The pterygoid venous plexus is situated chiefly beneath the upper origin of the external pterygoid, its blood being removed by the internal maxillary vein. It forms a venous communication between nose, orbit, and cranium, including the cavernous sinus. The internal pterygoid muscle, arising from the deep surface of the external pterygoid plate and from the tuberosity of the upper jaw, is quadrilateral in form, and is directed downwards and backwards on the deep surface of the external pterygoid to the inner surface of the lower jaw near the angle.

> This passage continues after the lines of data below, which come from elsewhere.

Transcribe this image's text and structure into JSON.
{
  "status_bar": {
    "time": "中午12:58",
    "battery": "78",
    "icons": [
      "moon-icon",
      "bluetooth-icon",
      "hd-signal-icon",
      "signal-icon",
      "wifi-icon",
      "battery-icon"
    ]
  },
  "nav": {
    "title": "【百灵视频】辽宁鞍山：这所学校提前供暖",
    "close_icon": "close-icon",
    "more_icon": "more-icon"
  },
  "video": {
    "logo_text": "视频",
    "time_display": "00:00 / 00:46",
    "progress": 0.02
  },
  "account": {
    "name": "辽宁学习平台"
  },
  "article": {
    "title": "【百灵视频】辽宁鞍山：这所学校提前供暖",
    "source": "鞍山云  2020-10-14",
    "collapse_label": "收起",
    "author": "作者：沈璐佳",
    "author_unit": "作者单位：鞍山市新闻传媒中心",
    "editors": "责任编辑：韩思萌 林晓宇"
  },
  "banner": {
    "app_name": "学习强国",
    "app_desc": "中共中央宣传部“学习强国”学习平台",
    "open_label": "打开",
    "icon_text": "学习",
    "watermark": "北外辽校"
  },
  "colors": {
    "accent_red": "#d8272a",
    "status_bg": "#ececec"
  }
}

The third division of the fifth nerve is joined by the motor root immediately after its exit from the foramen ovale. At this point it lies on the deep surface of the external pterygoid, and then breaks into two divisions, an anterior, which is almost entirely motor, and supplies the muscles of mastication, excepting the buccinator (which is supplied by the facial), and a posterior sensory, which gives off the auriculo-temporal nerve to the parotid gland, ear, etc.; the inferior dental, which supplies the teeth, and gives off a mental branch; and the lingual, which crosses between the ramus of the jaw and external pterygoid to the tongue, sublingual and submaxillary glands. While it supplies the tongue with sensation, it also has some taste fibres derived from the chorda tympani. The inferior dental nerve is sometimes divided for neuralgia, being reached .either through the mouth by a vertical incision along the inner side of the ascending ramus of the jaw or by trephining through the central point of the ascending ramus, and so reaching the nerve as it enters the canal. The lingual nerve is sometimes sectioned for the relief of pain and salivation in carcinoma linguae. It may be reached through the mouth by an incision inch below and behind the last molar tooth, or through the neck by an incision similar to that for ligature of the lingual artery, after which the capsule of the submaxillary gland is divided, the gland turned up, and the nerve found at the point at which it is connected with the submaxillary ganglion. The inferior maxillary trunk, and also the Gasserian ganglion, have been attacked through the pterygo-maxillary space. The zygoma is cut and turned down with the masseter, the coronoid process is cut and turned up with the temporal, and the external pterygoid is shelled from its attachments. If the Gasserian ganglion is to be attacked (Rose's operation), it is further necessary to trephine the skull close to the foramen ovale. In these operations haemorrhage from the internal maxillary artery and pterygoid venous plexus is generally very great, frequently necessitating postponement of the complete operation, and even ligature of the common carotid. The Gasserian ganglion has also been attacked by turning down a large flap of bone from the temporal region (Hartley-Krause method), but here also the haemorrhage is generally very great. Attention has already been drawn to the method of attacking the ganglion through an incision in the face (p. 13).